I’ve started composing with speakers. I think I prefer it to composing with my headphones on – the music sounds more open and natural. But it’s also made me realise that getting a mix which sounds good on a variety of playback devices is fiendishly difficult. Presently, my music sounds quite good on my speakers but terrible through my headphones. Music made by professionals never seems to have this problem, for some reason. Hmm.

I missed the regular deadline for the Short Sounds Film Festival. I’ll make the late deadline – 3rd September. By then, I should have completed both my revised version of ‘Into Winter‘ and my third piece, so I’ll have two tracks to choose from.

Opus 3

What I did in the past few days:

  • For the second time, I decided what my third piece is going to be. Opus 3 will be a song (female vocals, no lyrics) with themes of ‘priestess’, ‘love’, and ‘seashore’. It has no title yet, but the composing is going very smoothly. The song sounds melodic (a definite must for me) and pseudo-Celtic. I can’t wait to hear it once it’s finished.
  • I learnt of a soundtrack/film-music competition which will be held at a festival in the UK in October. An organiser of the event replied to my tweet of ‘Into Winter‘ telling me that my music was good and that I should submit it. I thought he was just trying to promote the festival at first, but he left another comment confirming that he’d actually listened to my piece, and now, I’m thinking that I might submit ‘Into Winter’. What harm could it do, aside from the application fee I’ll have to pay?
  • I got alarmed at rumours that SoundCloud is about to die. If you look at the comments in the post I linked to, you’ll see that many redditors seem ecstatic at this news, citing a plague of fake accounts (bots) and a badly-designed app as their main frustrations with SoundCloud. So far, I’ve had few problems with bots and haven’t used the app, so the impending doom of this platform is not entirely welcome news for me.
     
    I suppose it’s time to start uploading to YouTube, although I’d hoped to continue using SoundCloud for a while yet as it allows users to replace their uploaded files while keeping likes and comments. YouTube doesn’t seem interested in implementing that feature.

Opus 3

I think I may have bitten off more than I can chew with this one.

I decided to go ahead and use the ‘self-plagiarising’ melody exactly as it is after I asked the musicians of reddit for advice and was told that I was overthinking it.

Things went well for a while. I even wrote another post on reddit thanking the people who had responded to my last post because my composing was going so smoothly. But since then, I’ve become stuck.

I spent about 90 minutes trying to flesh out the ‘bare bones’ version (which is more or less finished) of ‘Follow Me’ before I realised that everything I’d just added sounded wrong. I deleted almost all of the work I’d done. And then I noticed something far more troubling than self-plagiarism: a section of ‘Follow Me’ sounds like real plagiarism.

So now, I’m trying to change the part that sounds worryingly familiar.
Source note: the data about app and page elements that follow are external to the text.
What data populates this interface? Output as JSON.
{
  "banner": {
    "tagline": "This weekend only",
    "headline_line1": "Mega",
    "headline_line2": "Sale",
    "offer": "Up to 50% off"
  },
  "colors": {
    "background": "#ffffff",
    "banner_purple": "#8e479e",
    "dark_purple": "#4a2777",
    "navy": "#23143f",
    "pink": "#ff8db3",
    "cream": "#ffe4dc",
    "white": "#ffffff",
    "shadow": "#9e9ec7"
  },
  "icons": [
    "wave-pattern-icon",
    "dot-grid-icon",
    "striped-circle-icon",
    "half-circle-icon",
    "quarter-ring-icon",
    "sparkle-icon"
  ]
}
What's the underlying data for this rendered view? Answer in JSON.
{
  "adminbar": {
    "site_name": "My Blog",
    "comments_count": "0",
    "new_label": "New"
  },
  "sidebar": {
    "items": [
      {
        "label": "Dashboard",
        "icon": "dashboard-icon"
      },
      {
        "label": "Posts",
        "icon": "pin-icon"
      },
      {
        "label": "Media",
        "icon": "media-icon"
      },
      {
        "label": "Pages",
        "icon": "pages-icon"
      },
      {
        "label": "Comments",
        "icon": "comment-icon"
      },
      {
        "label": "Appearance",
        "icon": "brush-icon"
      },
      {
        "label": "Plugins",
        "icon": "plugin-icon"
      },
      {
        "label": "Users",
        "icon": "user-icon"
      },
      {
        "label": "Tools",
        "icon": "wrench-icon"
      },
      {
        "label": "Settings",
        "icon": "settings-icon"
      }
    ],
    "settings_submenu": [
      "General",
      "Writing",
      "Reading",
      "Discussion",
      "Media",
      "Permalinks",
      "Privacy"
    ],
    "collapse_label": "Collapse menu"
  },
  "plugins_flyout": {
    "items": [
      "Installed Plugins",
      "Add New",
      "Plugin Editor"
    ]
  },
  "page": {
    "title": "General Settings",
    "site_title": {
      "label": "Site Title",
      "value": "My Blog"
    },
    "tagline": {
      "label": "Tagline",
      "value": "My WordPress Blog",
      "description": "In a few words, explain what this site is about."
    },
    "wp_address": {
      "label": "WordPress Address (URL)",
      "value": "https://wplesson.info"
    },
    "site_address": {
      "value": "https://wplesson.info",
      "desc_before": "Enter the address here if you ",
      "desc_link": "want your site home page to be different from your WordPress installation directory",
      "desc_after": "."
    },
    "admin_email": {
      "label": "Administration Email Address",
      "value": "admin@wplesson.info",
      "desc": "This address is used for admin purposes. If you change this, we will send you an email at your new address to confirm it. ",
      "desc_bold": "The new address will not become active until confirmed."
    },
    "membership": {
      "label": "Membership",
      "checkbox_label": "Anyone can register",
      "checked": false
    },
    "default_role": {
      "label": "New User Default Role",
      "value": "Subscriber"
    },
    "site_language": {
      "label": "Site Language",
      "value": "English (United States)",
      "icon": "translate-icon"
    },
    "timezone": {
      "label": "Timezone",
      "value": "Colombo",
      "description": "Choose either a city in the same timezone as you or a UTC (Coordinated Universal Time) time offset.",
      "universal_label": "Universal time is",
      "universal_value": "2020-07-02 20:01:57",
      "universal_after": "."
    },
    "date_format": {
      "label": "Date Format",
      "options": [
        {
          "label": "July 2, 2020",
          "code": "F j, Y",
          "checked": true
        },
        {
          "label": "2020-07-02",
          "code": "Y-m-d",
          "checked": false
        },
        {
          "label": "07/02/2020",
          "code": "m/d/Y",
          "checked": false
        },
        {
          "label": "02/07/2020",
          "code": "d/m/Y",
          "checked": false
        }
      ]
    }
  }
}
Once that’s done, I’ll have to start adding instrumentation, but I don’t mind admitting that I haven’t the foggiest on how to go about it. ‘Follow Me’ is determined to give me an uphill struggle.

While I’m stuck and fuming, I’m venting some of my frustration by snipping away at the workload on some of my other pending compositions. I’m getting quite fond of the one with the theme of ‘sword fight’; I’m toying with the idea of coming up with a title for it.